Other less common eating disorders include binge-eating disorder and avoidant/restrictive food intake disorder. People with these conditions may put a lot of restrictions on the foods they eat, or over-eat uncontrollably, which can result in a decreased appetite.
Eating disorders can have serious physical and mental health implications and should not be taken lightly. Seeking professional help from a qualified therapist is the best way to tackle eating disorders and restore normal eating habits.
Lifestyle Changes to Increase Appetite
It can be disheartening when your appetite isn't what it used to be, but there are some simple lifestyle changes you can make that may help improve your hunger. Here are a few tips that may help increase your appetite:
- Eat smaller meals more often throughout the day, instead of three large meals.
- Drink plenty of water before, during, and after meals to stay hydrated.
- Make sure to get enough rest and relaxation to manage stress levels.
- If possible, try to sit down and enjoy your meals without distractions.
- Switch to low-fat and low-calorie options, if necessary.
- Try to include a variety of fruits, vegetables, whole grains, and lean protein in your meals.
- Include foods that you enjoy eating, as this can help stimulate appetite.
Small changes to your diet and lifestyle can go a long way towards improving your appetite. If you find that your appetite continues to decrease despite making these changes, it may be worth speaking with a doctor for more advice.
When to See a Doctor

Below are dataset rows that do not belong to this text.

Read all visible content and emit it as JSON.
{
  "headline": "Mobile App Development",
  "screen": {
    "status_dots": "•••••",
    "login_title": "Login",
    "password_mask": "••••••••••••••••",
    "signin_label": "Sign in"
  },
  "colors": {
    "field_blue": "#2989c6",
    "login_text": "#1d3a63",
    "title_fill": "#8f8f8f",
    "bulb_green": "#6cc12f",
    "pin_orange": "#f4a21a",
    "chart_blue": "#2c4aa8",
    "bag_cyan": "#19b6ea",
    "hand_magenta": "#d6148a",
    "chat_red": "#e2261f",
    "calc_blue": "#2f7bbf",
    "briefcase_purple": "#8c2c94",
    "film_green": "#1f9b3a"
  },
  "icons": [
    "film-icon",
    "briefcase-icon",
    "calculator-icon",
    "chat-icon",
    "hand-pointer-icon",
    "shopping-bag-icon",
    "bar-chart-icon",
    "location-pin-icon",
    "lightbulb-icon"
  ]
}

If you have been experiencing a particularly prolonged or persistent reduction in your appetite, it is important to seek medical advice. Other warning signs could include significant weight loss, feeling very weak or tired, or having trouble concentrating.
It is especially important to discuss your symptoms with a doctor if you notice any of the following:
- Your appetite loss is caused by a recent or sudden change in your medications.
- You’ve switched to a diet that consists mostly of processed foods.
- You are having trouble eating due to dental issues.
- You recently noticed problems related to digestion.
- You have experienced an increase in stress and anxiety that has resulted in appetite loss.
- You are losing or gaining weight without meaning to.
Your doctor can work with you to figure out what may be causing your loss of appetite and recommend treatments or lifestyle changes that could help. They may also refer you to a nutritionist or dietician to ensure that your diet is nutritionally balanced and meets all of your nutritional needs.
In some cases, your doctor may order tests to check for underlying conditions such as anemia, hypothyroidism, diabetes, or other medical conditions that can cause loss of appetite.
If your appetite doesn’t start to improve after making healthy lifestyle changes such as including more nutrient-rich foods in your diet, making sure to get enough sleep, and reducing stress, then it is best to talk to your doctor. In some cases, a reduction in appetite may be a sign of a more serious condition that requires medical attention.
Loss of appetite is a common issue that can have numerous underlying causes. This guide has provided an overview of these causes, so that readers can gain a better understanding of their own eating habits. It has outlined physiological, psychological, lifestyle, and medical causes of reduced appetite, as well as tips on how to increase it.
It's important for readers to remember that loss of appetite can be a symptom of a variety of conditions, ranging from stress or medication side effect to something more serious. If your appetite does not improve with lifestyle modifications or changes in medications, it may be time to talk to your doctor.
This guide has provided key information about the causes of loss of appetite and how to address them. We urge readers to take this advice into consideration and use it to create healthier eating habits.